## Information shown:
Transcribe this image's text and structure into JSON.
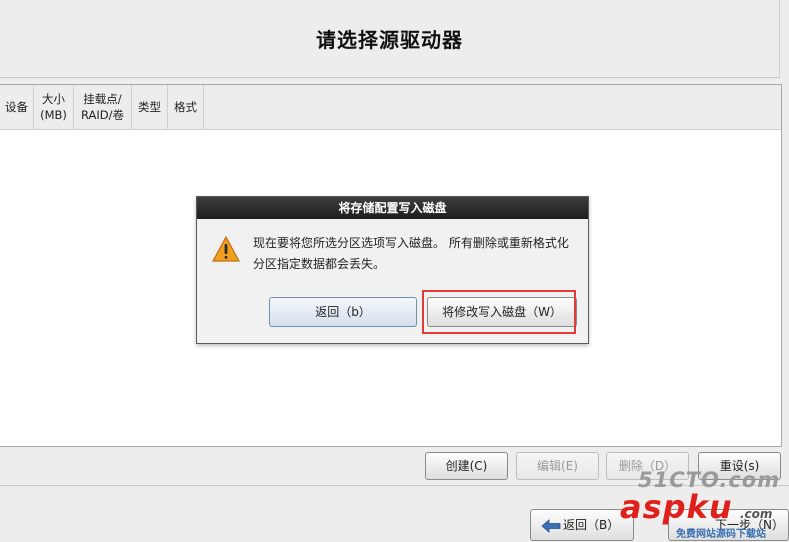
{
  "header": {
    "title": "请选择源驱动器"
  },
  "table": {
    "columns": [
      "设备",
      "大小\n(MB)",
      "挂载点/\nRAID/卷",
      "类型",
      "格式"
    ]
  },
  "dialog": {
    "title": "将存储配置写入磁盘",
    "message": "现在要将您所选分区选项写入磁盘。  所有删除或重新格式化分区指定数据都会丢失。",
    "back_button": "返回（b）",
    "write_button": "将修改写入磁盘（W）"
  },
  "toolbar": {
    "create": "创建(C)",
    "edit": "编辑(E)",
    "delete": "删除（D）",
    "reset": "重设(s)"
  },
  "nav": {
    "back": "返回（B）",
    "next": "下一步（N）"
  },
  "watermark": {
    "top": "51CTO.com",
    "main": "aspku",
    "com": ".com",
    "sub": "免费网站源码下载站"
  },
  "colors": {
    "highlight": "#e03a3a",
    "dialog_title_bg": "#2a2a2a",
    "warning": "#f0a020"
  }
}
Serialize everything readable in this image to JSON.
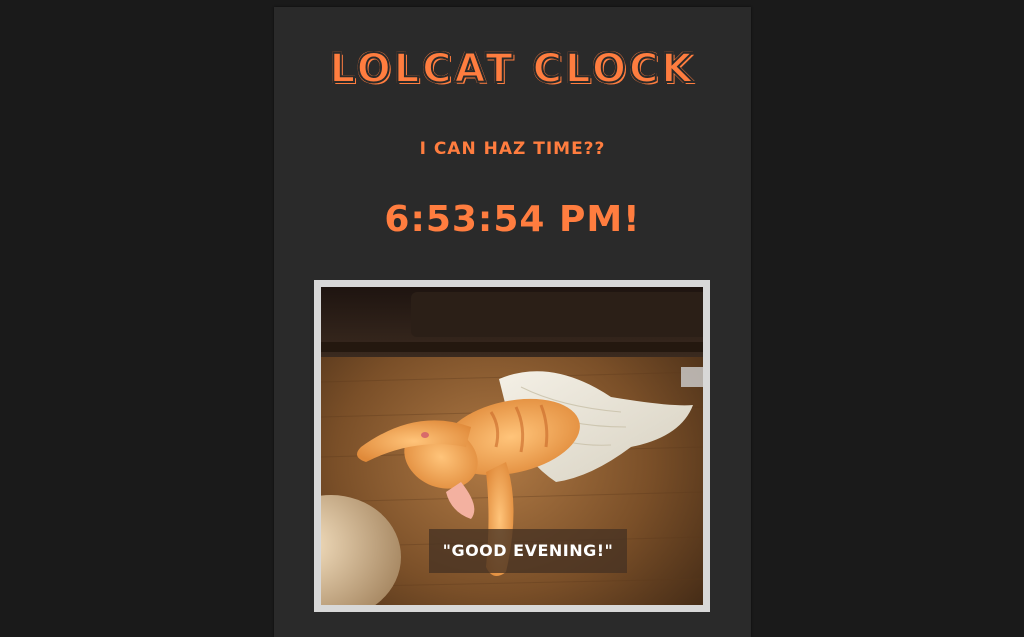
{
  "app": {
    "title": "LOLCAT CLOCK",
    "subtitle": "I CAN HAZ TIME??",
    "time_display": "6:53:54 PM!"
  },
  "image": {
    "caption": "\"GOOD EVENING!\"",
    "subject": "orange cat sleeping on carpet under towel"
  },
  "colors": {
    "page_background": "#1a1a1a",
    "panel_background": "#2a2a2a",
    "accent": "#ff7d3f",
    "frame": "#d8d8d8"
  }
}
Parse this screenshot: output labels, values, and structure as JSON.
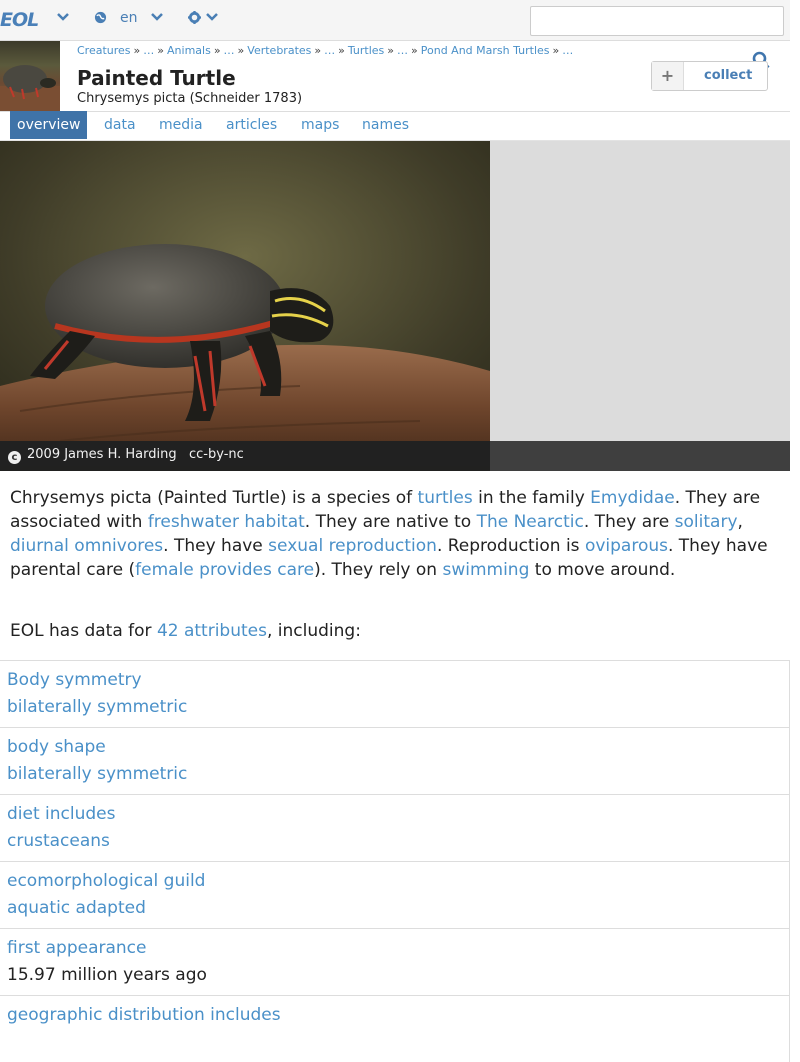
{
  "topbar": {
    "logo_text": "EOL",
    "language": "en",
    "search_placeholder": "",
    "icons": [
      "chevron-down-icon",
      "globe-icon",
      "chevron-down-icon",
      "gear-icon",
      "chevron-down-icon"
    ]
  },
  "header": {
    "breadcrumb": [
      "Creatures",
      "…",
      "Animals",
      "…",
      "Vertebrates",
      "…",
      "Turtles",
      "…",
      "Pond And Marsh Turtles",
      "…"
    ],
    "title": "Painted Turtle",
    "scientific_name": "Chrysemys picta (Schneider 1783)",
    "collect_label": "collect",
    "collect_icon": "plus-icon",
    "search_icon": "search-icon"
  },
  "tabs": [
    "overview",
    "data",
    "media",
    "articles",
    "maps",
    "names"
  ],
  "active_tab": "overview",
  "hero": {
    "caption_year_author": "2009 James H. Harding",
    "caption_license": "cc-by-nc",
    "copyright_icon": "copyright-icon"
  },
  "summary": {
    "s1": "Chrysemys picta (Painted Turtle) is a species of ",
    "l_turtles": "turtles",
    "s2": " in the family ",
    "l_family": "Emydidae",
    "s3": ". They are associated with ",
    "l_habitat": "freshwater habitat",
    "s4": ". They are native to ",
    "l_native": "The Nearctic",
    "s5": ". They are ",
    "l_solitary": "solitary",
    "s6": ", ",
    "l_diurnal": "diurnal omnivores",
    "s7": ". They have ",
    "l_repro": "sexual reproduction",
    "s8": ". Reproduction is ",
    "l_ovi": "oviparous",
    "s9": ". They have parental care (",
    "l_care": "female provides care",
    "s10": "). They rely on ",
    "l_swim": "swimming",
    "s11": " to move around."
  },
  "attributes_line": {
    "prefix": "EOL has data for ",
    "link": "42 attributes",
    "suffix": ", including:"
  },
  "data_rows": [
    {
      "key": "Body symmetry",
      "value": "bilaterally symmetric",
      "value_is_link": true
    },
    {
      "key": "body shape",
      "value": "bilaterally symmetric",
      "value_is_link": true
    },
    {
      "key": "diet includes",
      "value": "crustaceans",
      "value_is_link": true
    },
    {
      "key": "ecomorphological guild",
      "value": "aquatic adapted",
      "value_is_link": true
    },
    {
      "key": "first appearance",
      "value": "15.97 million years ago",
      "value_is_link": false
    },
    {
      "key": "geographic distribution includes",
      "value": "",
      "value_is_link": true
    }
  ]
}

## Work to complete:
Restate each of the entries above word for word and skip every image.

## Result for this exercise:
Transcribe this image's text and structure into JSON.
{
  "header": {
    "title": "请选择源驱动器"
  },
  "table": {
    "columns": [
      "设备",
      "大小\n(MB)",
      "挂载点/\nRAID/卷",
      "类型",
      "格式"
    ]
  },
  "dialog": {
    "title": "将存储配置写入磁盘",
    "message": "现在要将您所选分区选项写入磁盘。  所有删除或重新格式化分区指定数据都会丢失。",
    "back_button": "返回（b）",
    "write_button": "将修改写入磁盘（W）"
  },
  "toolbar": {
    "create": "创建(C)",
    "edit": "编辑(E)",
    "delete": "删除（D）",
    "reset": "重设(s)"
  },
  "nav": {
    "back": "返回（B）",
    "next": "下一步（N）"
  },
  "watermark": {
    "top": "51CTO.com",
    "main": "aspku",
    "com": ".com",
    "sub": "免费网站源码下载站"
  },
  "colors": {
    "highlight": "#e03a3a",
    "dialog_title_bg": "#2a2a2a",
    "warning": "#f0a020"
  }
}
Serialize everything readable in this image to JSON.
{
  "app": {
    "title": "LOLCAT CLOCK",
    "subtitle": "I CAN HAZ TIME??",
    "time_display": "6:53:54 PM!"
  },
  "image": {
    "caption": "\"GOOD EVENING!\"",
    "subject": "orange cat sleeping on carpet under towel"
  },
  "colors": {
    "page_background": "#1a1a1a",
    "panel_background": "#2a2a2a",
    "accent": "#ff7d3f",
    "frame": "#d8d8d8"
  }
}
Parse this screenshot: output labels, values, and structure as JSON.
{
  "topbar": {
    "logo_text": "EOL",
    "language": "en",
    "search_placeholder": "",
    "icons": [
      "chevron-down-icon",
      "globe-icon",
      "chevron-down-icon",
      "gear-icon",
      "chevron-down-icon"
    ]
  },
  "header": {
    "breadcrumb": [
      "Creatures",
      "…",
      "Animals",
      "…",
      "Vertebrates",
      "…",
      "Turtles",
      "…",
      "Pond And Marsh Turtles",
      "…"
    ],
    "title": "Painted Turtle",
    "scientific_name": "Chrysemys picta (Schneider 1783)",
    "collect_label": "collect",
    "collect_icon": "plus-icon",
    "search_icon": "search-icon"
  },
  "tabs": [
    "overview",
    "data",
    "media",
    "articles",
    "maps",
    "names"
  ],
  "active_tab": "overview",
  "hero": {
    "caption_year_author": "2009 James H. Harding",
    "caption_license": "cc-by-nc",
    "copyright_icon": "copyright-icon"
  },
  "summary": {
    "s1": "Chrysemys picta (Painted Turtle) is a species of ",
    "l_turtles": "turtles",
    "s2": " in the family ",
    "l_family": "Emydidae",
    "s3": ". They are associated with ",
    "l_habitat": "freshwater habitat",
    "s4": ". They are native to ",
    "l_native": "The Nearctic",
    "s5": ". They are ",
    "l_solitary": "solitary",
    "s6": ", ",
    "l_diurnal": "diurnal omnivores",
    "s7": ". They have ",
    "l_repro": "sexual reproduction",
    "s8": ". Reproduction is ",
    "l_ovi": "oviparous",
    "s9": ". They have parental care (",
    "l_care": "female provides care",
    "s10": "). They rely on ",
    "l_swim": "swimming",
    "s11": " to move around."
  },
  "attributes_line": {
    "prefix": "EOL has data for ",
    "link": "42 attributes",
    "suffix": ", including:"
  },
  "data_rows": [
    {
      "key": "Body symmetry",
      "value": "bilaterally symmetric",
      "value_is_link": true
    },
    {
      "key": "body shape",
      "value": "bilaterally symmetric",
      "value_is_link": true
    },
    {
      "key": "diet includes",
      "value": "crustaceans",
      "value_is_link": true
    },
    {
      "key": "ecomorphological guild",
      "value": "aquatic adapted",
      "value_is_link": true
    },
    {
      "key": "first appearance",
      "value": "15.97 million years ago",
      "value_is_link": false
    },
    {
      "key": "geographic distribution includes",
      "value": "",
      "value_is_link": true
    }
  ]
}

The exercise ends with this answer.